The Court dismissed the Commission’s approach stating the concept of an “undertaking participating in the infringement” cannot have different scopes when attributing responsibility for the infringement and when determining the 10% upper limit on fines. Moreover, the Commission’s approach to calculation of the 10% cap was incompatible with the fundamental principles of personal responsibility, individuality of penalties and proportionality.

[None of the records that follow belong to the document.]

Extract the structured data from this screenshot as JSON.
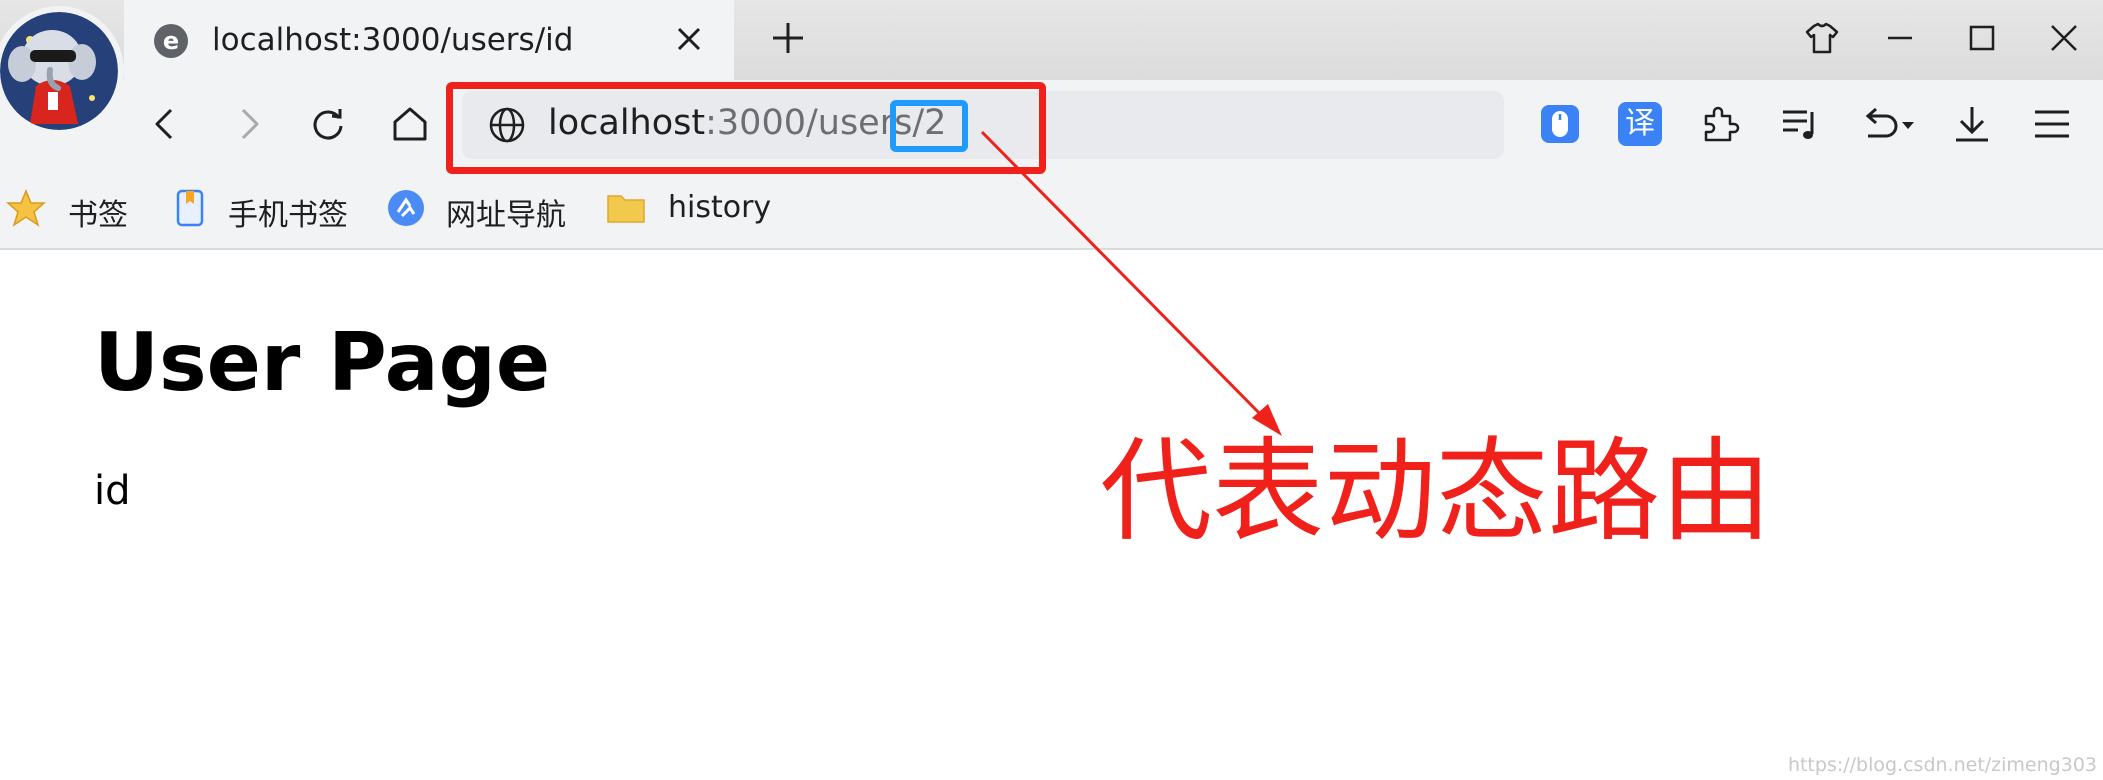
{
  "tab": {
    "favicon_glyph": "e",
    "title": "localhost:3000/users/id"
  },
  "omnibox": {
    "url_host": "localhost",
    "url_rest": ":3000/users/2"
  },
  "bookmarks": [
    {
      "icon": "star-icon",
      "label": "书签"
    },
    {
      "icon": "mobile-bookmark-icon",
      "label": "手机书签"
    },
    {
      "icon": "web-nav-icon",
      "label": "网址导航"
    },
    {
      "icon": "folder-icon",
      "label": "history"
    }
  ],
  "extensions": {
    "translate_glyph": "译"
  },
  "content": {
    "heading": "User Page",
    "text": "id"
  },
  "annotation": {
    "text": "代表动态路由",
    "color": "#f0201a",
    "highlight_color": "#1e9bff"
  },
  "watermark": "https://blog.csdn.net/zimeng303"
}
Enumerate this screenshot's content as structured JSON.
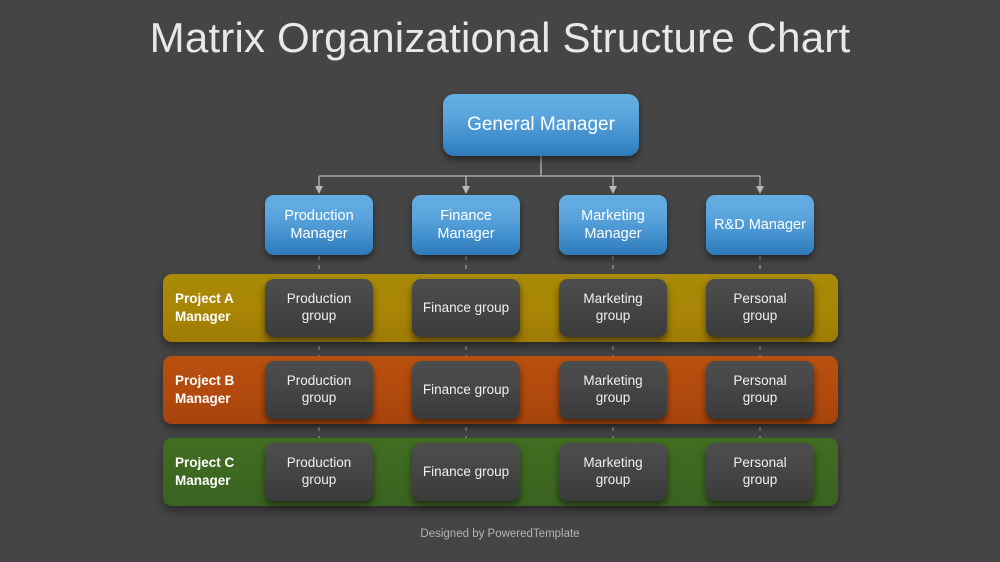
{
  "title": "Matrix Organizational Structure Chart",
  "footer": "Designed by PoweredTemplate",
  "top": {
    "general_manager": "General Manager"
  },
  "managers": [
    {
      "line1": "Production",
      "line2": "Manager",
      "full": "Production Manager"
    },
    {
      "line1": "Finance",
      "line2": "Manager",
      "full": "Finance Manager"
    },
    {
      "line1": "Marketing",
      "line2": "Manager",
      "full": "Marketing Manager"
    },
    {
      "line1": "R&D Manager",
      "line2": "",
      "full": "R&D Manager"
    }
  ],
  "projects": [
    {
      "label_line1": "Project A",
      "label_line2": "Manager",
      "label_full": "Project A Manager",
      "color": "#a98a06",
      "groups": [
        {
          "line1": "Production",
          "line2": "group",
          "full": "Production group"
        },
        {
          "line1": "Finance group",
          "line2": "",
          "full": "Finance group"
        },
        {
          "line1": "Marketing",
          "line2": "group",
          "full": "Marketing group"
        },
        {
          "line1": "Personal",
          "line2": "group",
          "full": "Personal group"
        }
      ]
    },
    {
      "label_line1": "Project B",
      "label_line2": "Manager",
      "label_full": "Project B Manager",
      "color": "#b9500f",
      "groups": [
        {
          "line1": "Production",
          "line2": "group",
          "full": "Production group"
        },
        {
          "line1": "Finance group",
          "line2": "",
          "full": "Finance group"
        },
        {
          "line1": "Marketing",
          "line2": "group",
          "full": "Marketing group"
        },
        {
          "line1": "Personal",
          "line2": "group",
          "full": "Personal group"
        }
      ]
    },
    {
      "label_line1": "Project C",
      "label_line2": "Manager",
      "label_full": "Project C Manager",
      "color": "#416e21",
      "groups": [
        {
          "line1": "Production",
          "line2": "group",
          "full": "Production group"
        },
        {
          "line1": "Finance group",
          "line2": "",
          "full": "Finance group"
        },
        {
          "line1": "Marketing",
          "line2": "group",
          "full": "Marketing group"
        },
        {
          "line1": "Personal",
          "line2": "group",
          "full": "Personal group"
        }
      ]
    }
  ],
  "colors": {
    "background": "#454545",
    "blue_box_top": "#64aee2",
    "blue_box_bottom": "#2e7ab9",
    "group_box": "#474747",
    "connector_line": "#b8b8b8",
    "title_text": "#e8e8e8",
    "footer_text": "#b4b4b4"
  }
}
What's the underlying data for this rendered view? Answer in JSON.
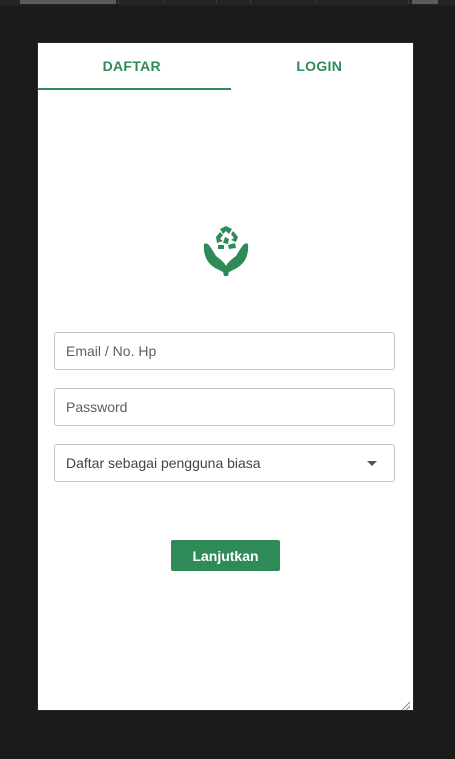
{
  "colors": {
    "accent": "#2e8b57",
    "accent_dark": "#217346",
    "background": "#1b1b1b",
    "card": "#ffffff"
  },
  "tabs": [
    {
      "label": "DAFTAR",
      "active": true
    },
    {
      "label": "LOGIN",
      "active": false
    }
  ],
  "logo": {
    "icon": "recycle-hands-icon"
  },
  "form": {
    "email_placeholder": "Email / No. Hp",
    "password_placeholder": "Password",
    "role_select": "Daftar sebagai pengguna biasa",
    "submit_label": "Lanjutkan"
  }
}
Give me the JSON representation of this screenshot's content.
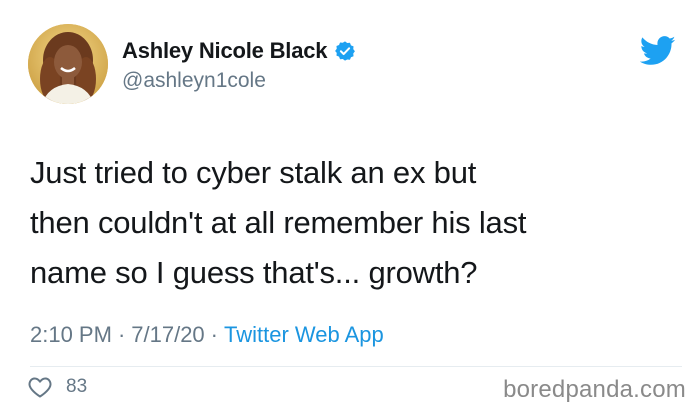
{
  "author": {
    "display_name": "Ashley Nicole Black",
    "handle": "@ashleyn1cole",
    "verified": true,
    "avatar_icon": "avatar"
  },
  "tweet": {
    "lines": [
      "Just tried to cyber stalk an ex but",
      "then couldn't at all remember his last",
      "name so I guess that's... growth?"
    ],
    "time": "2:10 PM",
    "date": "7/17/20",
    "separator": "·",
    "source": "Twitter Web App"
  },
  "actions": {
    "likes_count": "83",
    "like_icon": "heart-icon"
  },
  "brand": {
    "logo_icon": "twitter-bird-icon",
    "accent": "#1da1f2"
  },
  "watermark": {
    "text": "boredpanda.com"
  }
}
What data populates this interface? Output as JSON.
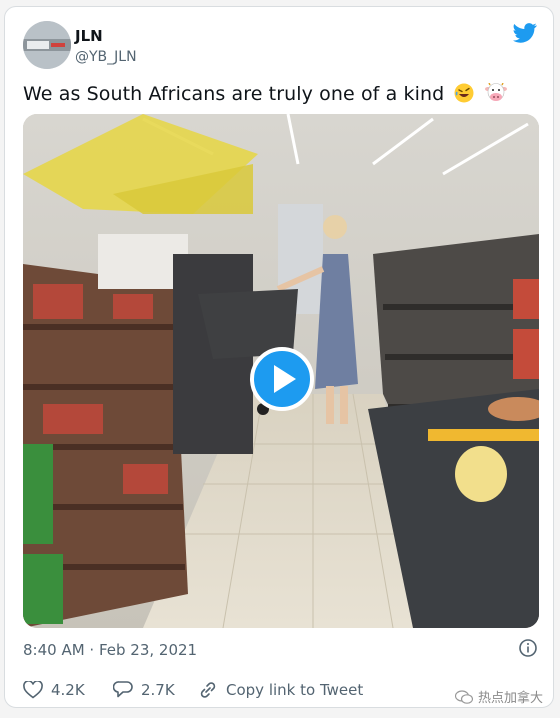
{
  "tweet": {
    "display_name": "JLN",
    "handle": "@YB_JLN",
    "text": "We as South Africans are truly one of a kind",
    "emojis": [
      "rolling-on-floor-laughing-emoji",
      "cow-face-emoji"
    ],
    "timestamp": "8:40 AM · Feb 23, 2021",
    "video": {
      "state": "paused",
      "scene": "supermarket aisle"
    }
  },
  "actions": {
    "likes": "4.2K",
    "replies": "2.7K",
    "copy_link": "Copy link to Tweet"
  },
  "icons": {
    "brand": "twitter-bird-icon",
    "like": "heart-icon",
    "reply": "speech-bubble-icon",
    "link": "link-icon",
    "info": "info-icon",
    "play": "play-icon"
  },
  "colors": {
    "accent": "#1d9bf0",
    "secondary_text": "#536471",
    "primary_text": "#0f1419"
  },
  "watermark": "热点加拿大"
}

The Court of Justice’s judgment brings a much-awaited clarification on a lingering question of EU competition fining rules by solidifying the innovative approach in the revised Prestressing Steel decision. A 10 percent cap calculated on the basis of a company’s own rather than of the group’s turnover can significantly limit the amount of the fine, especially in situations in which for a significant part of the infringement no joint liability exists. This should ensure that fines are proportionate to the size of the company which committed the infringement. The ruling also increases predictability and will facilitate negotiation of indemnities in M&A transactions by allowing a purchaser to put a figure on the potential antitrust liability of the target company for past conduct.